An official with the State Department confirmed to Reuters that China had rejected its request for talks on June 25, adding that it was "disappointed" and had maintained close communication with the airlines but had not told them how to respond to Beijing's demands.
"U.S. airlines should not be forced to comply with this order," the State Department official said. "We have called on China to stop threatening and coercing American companies and citizens."
Chinese companies are free to operate their websites without political interference in the United States, the official added.
China's rebuff has left the U.S. government weighing its next move. The White House convened a staff-level meeting on the issue on Wednesday, but it is not clear what it plans to do.
"GOOD PLAN OF ACTION"
Taiwan is China's most sensitive territorial issue, and Beijing considers the self-ruled, democratic island a wayward province. Hong Kong and Macau are former European colonies that are now part of China but run largely autonomously.
Armed by the United States, Taiwan has always been a major source of tension between Beijing and Washington, but it has been an increasingly contentious issue since Trump took office.
China's Foreign Ministry did not respond to a faxed request for comment, but in May said: "No matter what the United States says, it cannot change the objective fact that there is only one China in the world and that Hong Kong, Macau and Taiwan are indivisible parts of Chinese territory."
Taiwan's Foreign Ministry declined to comment on the latest developments, but this month urged companies to show "courage" in the face of China's "bullying" over the website issue.
The companies have little incentive to defy Chinese regulations, but compliance could put them at odds with U.S. foreign policy.
Delta's chief executive, Ed Bastian, said at a forum in Washington on Wednesday that the airline was working with the U.S. government but would not say whether it would comply.
"We're working with the U.S. authorities on the topic and we'll stay close to our U.S. government," Bastian said, calling it a "good plan of action".
The chief executive of United Airlines, Oscar Munoz, told Reuters in Washington on June 7 that the website issue was a "government-to-government diplomatic issue and again we'll see what comes out of that and we'll react accordingly".
Asked if he would defer to the White House, Munoz said that "I fly to both places and I am deferential to our customers, and again this is not something I am going to solve".
It is unclear how China might seek to punish airlines that do not comply.

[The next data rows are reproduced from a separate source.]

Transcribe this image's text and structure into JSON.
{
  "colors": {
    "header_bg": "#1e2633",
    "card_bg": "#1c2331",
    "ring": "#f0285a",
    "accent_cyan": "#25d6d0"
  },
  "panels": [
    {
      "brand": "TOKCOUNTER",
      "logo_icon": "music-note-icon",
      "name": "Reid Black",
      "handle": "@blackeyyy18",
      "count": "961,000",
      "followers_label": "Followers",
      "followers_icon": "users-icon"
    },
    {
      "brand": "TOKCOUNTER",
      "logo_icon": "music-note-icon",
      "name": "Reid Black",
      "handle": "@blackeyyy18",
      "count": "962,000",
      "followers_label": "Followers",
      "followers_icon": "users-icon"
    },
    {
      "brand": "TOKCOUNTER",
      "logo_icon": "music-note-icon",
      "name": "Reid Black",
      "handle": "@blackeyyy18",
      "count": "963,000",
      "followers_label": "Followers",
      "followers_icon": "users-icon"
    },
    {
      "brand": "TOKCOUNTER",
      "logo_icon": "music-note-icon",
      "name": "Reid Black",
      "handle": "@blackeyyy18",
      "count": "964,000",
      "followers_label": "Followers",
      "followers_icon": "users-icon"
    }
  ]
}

But in December it changed rules governing foreign airlines operating in the country, including adding a clause that regulators could change a company's permit if it did not meet "the demand of public interest".
(Reporting by Matthew Miller and Michael Martina in BEIJING, Brenda Goh in SHANGHAI, Jess Macy Yu in TAIPEI and David Shepardson in WASHINGTON; Editing by Tony Munroe and Philip McClellan)